As for Barkley, I put him in this tier because he can also win the starting job. It’s not the most probable scenario, but he can do what Russell Wilson did in Seattle last season and blow away the competition. Barkley is accurate, which Kelly will like. He’s a quick learner, so I expect him to be up to speed with the offense come training camp. And he’s also someone who the Eagles insist they rated in top 50 in this year’s draft, which would indicate they think he’s worthy of a first or second round pick. A quarterback in those two rounds is usually expected to become a starter at some point.
Barkley did not take any reps with the first-team offense in Monday’s practice. I’m curious to see if it stays way through OTAs and mini-camp. Like all rookies, he needs to work his way up the depth chart. Lane Johnson didn’t even line up with the starters on Monday. But the stage doesn’t seem too big for Barkley, although there’s no way of knowing how he’ll truly adjust until playing in games.
Dennis Dixon (6-3, 215), 28, 5th; G.J. Kinne (6-2, 234), 24, 1st
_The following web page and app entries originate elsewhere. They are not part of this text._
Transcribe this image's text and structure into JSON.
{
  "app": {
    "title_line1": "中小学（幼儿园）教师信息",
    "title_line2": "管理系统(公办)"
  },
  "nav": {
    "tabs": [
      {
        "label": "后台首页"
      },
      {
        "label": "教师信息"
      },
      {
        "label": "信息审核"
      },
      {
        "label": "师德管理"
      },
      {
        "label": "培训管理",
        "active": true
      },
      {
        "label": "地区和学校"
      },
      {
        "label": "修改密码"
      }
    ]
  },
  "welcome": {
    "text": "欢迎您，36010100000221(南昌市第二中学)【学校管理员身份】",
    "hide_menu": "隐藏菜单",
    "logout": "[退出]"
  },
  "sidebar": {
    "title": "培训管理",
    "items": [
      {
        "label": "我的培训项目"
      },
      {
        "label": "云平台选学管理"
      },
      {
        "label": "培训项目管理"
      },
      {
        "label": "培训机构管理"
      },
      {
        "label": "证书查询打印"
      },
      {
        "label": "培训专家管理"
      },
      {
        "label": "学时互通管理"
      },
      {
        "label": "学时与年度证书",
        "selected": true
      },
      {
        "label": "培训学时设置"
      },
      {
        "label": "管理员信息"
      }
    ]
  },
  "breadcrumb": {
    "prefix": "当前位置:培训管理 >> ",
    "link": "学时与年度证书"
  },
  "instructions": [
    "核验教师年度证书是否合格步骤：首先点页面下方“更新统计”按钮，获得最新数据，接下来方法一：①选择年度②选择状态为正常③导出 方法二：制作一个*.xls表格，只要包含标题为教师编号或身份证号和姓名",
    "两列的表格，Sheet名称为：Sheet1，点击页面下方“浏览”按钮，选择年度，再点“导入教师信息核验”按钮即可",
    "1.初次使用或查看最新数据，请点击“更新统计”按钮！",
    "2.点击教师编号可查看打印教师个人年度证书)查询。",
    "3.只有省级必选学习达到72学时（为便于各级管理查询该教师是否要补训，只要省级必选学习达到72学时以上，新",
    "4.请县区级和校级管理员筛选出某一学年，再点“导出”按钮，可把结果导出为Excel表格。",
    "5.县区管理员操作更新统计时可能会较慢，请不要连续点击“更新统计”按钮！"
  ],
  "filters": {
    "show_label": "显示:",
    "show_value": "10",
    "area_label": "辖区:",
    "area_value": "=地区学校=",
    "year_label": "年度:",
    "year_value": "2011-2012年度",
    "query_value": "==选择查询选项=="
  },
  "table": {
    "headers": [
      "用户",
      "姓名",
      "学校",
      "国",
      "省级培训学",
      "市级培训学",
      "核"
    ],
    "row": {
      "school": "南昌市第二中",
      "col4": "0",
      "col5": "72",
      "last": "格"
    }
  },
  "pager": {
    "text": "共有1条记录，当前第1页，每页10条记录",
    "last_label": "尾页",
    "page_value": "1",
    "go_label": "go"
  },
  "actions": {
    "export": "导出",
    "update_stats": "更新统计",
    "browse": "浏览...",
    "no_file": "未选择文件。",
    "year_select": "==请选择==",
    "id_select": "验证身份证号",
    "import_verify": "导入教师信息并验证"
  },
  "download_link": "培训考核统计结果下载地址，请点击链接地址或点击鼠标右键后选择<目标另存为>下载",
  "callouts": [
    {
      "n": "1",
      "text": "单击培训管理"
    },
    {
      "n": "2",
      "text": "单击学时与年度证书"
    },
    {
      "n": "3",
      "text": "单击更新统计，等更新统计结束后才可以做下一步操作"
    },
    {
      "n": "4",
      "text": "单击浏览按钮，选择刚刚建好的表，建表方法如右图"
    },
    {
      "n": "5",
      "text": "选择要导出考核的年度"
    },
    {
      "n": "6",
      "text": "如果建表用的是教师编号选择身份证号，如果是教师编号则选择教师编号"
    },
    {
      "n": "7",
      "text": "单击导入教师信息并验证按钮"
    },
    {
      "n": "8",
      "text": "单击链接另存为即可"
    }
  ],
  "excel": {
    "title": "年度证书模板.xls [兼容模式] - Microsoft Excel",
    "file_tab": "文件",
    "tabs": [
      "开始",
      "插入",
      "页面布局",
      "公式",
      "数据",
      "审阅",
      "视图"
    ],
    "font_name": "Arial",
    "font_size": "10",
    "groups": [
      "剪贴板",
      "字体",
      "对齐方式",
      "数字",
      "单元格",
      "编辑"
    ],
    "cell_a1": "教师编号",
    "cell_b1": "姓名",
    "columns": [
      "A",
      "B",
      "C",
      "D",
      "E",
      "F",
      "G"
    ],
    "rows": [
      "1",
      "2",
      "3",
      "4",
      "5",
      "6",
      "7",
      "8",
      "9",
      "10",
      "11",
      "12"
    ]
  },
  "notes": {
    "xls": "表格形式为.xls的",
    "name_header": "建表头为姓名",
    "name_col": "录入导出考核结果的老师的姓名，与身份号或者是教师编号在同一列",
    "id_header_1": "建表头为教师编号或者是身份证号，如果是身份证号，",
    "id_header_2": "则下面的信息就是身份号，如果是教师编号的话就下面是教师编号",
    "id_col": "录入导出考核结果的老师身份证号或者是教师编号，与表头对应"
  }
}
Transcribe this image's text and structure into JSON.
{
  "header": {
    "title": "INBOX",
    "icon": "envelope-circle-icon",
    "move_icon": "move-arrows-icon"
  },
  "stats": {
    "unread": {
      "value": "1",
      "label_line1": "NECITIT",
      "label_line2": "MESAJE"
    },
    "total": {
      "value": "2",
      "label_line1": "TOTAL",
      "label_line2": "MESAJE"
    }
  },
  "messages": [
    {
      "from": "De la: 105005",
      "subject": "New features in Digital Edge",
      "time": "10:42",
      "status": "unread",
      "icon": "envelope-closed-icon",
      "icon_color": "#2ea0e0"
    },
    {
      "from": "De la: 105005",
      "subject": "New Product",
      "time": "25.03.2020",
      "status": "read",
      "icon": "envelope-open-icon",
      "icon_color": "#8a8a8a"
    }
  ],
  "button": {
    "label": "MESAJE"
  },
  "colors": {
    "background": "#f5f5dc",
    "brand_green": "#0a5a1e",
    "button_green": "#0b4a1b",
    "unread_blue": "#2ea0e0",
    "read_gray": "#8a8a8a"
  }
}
Before the Eagles drafted Barkley, I thought Dixon would be the ideal third quarterback. Kelly knows him, he has experience, and he could help with the offense and be an emergency option. That seems the role for someone who couldn’t make an active roster the past two seasons. But teams don’t usually keep more than three quarterbacks on the roster, and unless the Eagles cut Vick or trade Foles before the season, there just won’t be a spot for Dixon. He’s a similar player to Trent Edwards last season, albeit with less starting experience. Despite Dixon’s experience in Kelly’s offense, he does not seem an option for the starting job at this point.
As for Kinne, the best-case scenario for him would be if the Eagles decide to keep a quarterback on the practice squad. At this point, he’s another arm in camp. There’s already a roster crunch as it is, and he doesn’t figure to factor into that mix.
Contact Zach Berman at firstname.lastname@example.org. Follow on Twitter @ZBerm.